- Regulatory Status GRAS listed. Accepted as a food additive in Europe. Included in the FDA Inactive Ingredients Database (dental; oral capsules, granules, powders and syrups; topical; transdermal preparations; and controlled-release film preparations). Included in the Canadian List of Acceptable Non-medicinal Ingredients. Included in nonparenteral medicines (oral granules, capsules (shells), and orodispersible tablets) licensed in the UK.
CARRAGEENAN Preparation Products And Raw materials
- Country：United States
- Tel：+(86) 571 87700752
- Fax：+(86) 571 87700752
- Tel：18071025641 18071025641
- Tel：19930504644 whatsapp +8619930504644
- Oct 14，2019
9000-07-1, CARRAGEENANRelated Search:
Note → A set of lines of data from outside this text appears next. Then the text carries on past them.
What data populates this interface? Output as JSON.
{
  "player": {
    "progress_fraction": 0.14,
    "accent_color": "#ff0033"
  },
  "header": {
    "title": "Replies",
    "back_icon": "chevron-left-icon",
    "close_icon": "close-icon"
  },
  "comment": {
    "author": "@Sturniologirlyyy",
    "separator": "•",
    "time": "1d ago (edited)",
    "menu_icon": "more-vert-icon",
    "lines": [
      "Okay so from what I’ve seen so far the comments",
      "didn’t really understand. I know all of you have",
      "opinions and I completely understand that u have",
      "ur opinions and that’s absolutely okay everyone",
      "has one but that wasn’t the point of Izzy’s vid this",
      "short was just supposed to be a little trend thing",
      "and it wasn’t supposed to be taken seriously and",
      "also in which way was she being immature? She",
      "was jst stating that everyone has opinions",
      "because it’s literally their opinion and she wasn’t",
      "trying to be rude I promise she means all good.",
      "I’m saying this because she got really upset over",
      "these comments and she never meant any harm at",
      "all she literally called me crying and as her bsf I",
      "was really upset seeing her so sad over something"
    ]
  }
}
- Gellan Gum Guar gum .alpha.-Carrageenan POTASSIUM CARRAGEENAN Carrageenan, sodium salt POTASSIUM UNDECYLENOYL CARRAGEENAN Cupric acetylacetonate TRIS(2,2,6,6-TETRAMETHYL-3,5-HEPTANEDIONATO)DYSPROSIUM(III) TERT-BUTYL ISOCYANIDE Tris(2,4-pentanedionato)chroMiuM(III) N-BUTYLISOCYANIDE TRIS(2,2,6,6-TETRAMETHYL-3,5-HEPTANEDIONATO)EUROPIUM(III) Tosylmethyl isocyanide 2,4-PENTANEDIONE, SILVER DERIVATIVE METHYL ISOCYANOACETATE COBALT ETHYLENE DIAMINE CHLORIDE COBALT(II) ACETYLACETONATE Ferric acetylacetonate
- KAPPA-CARRAGEENAN (TYPE I)
- CARRAGENAN, SODIUM
- CARRAGEENAN SODIUM
- CARRAGEENAN TYPE I
- GELATIN, VEGETABLE TYPE I
- IRISH MOSS
- IRISH MOSS TYPE I
- CHONDRUS CRISPUS (CARRAGEENAN)
- CARRAGEENAN COMMERCIAL GRADE, SUITAB
- CARRAGEENAN, HIGH CLARITY
- Carrageenan oligosaccharides
- CARRAGEENAN, NON-GELLING, MIXTURE &
- CARRAGEENAN, TYPE I (KAPPA-CARRAGEENAN)
- Irishmoss extract
- Salts of carrageenan
- Carrageenan,Gelatin, vegetable, Irish moss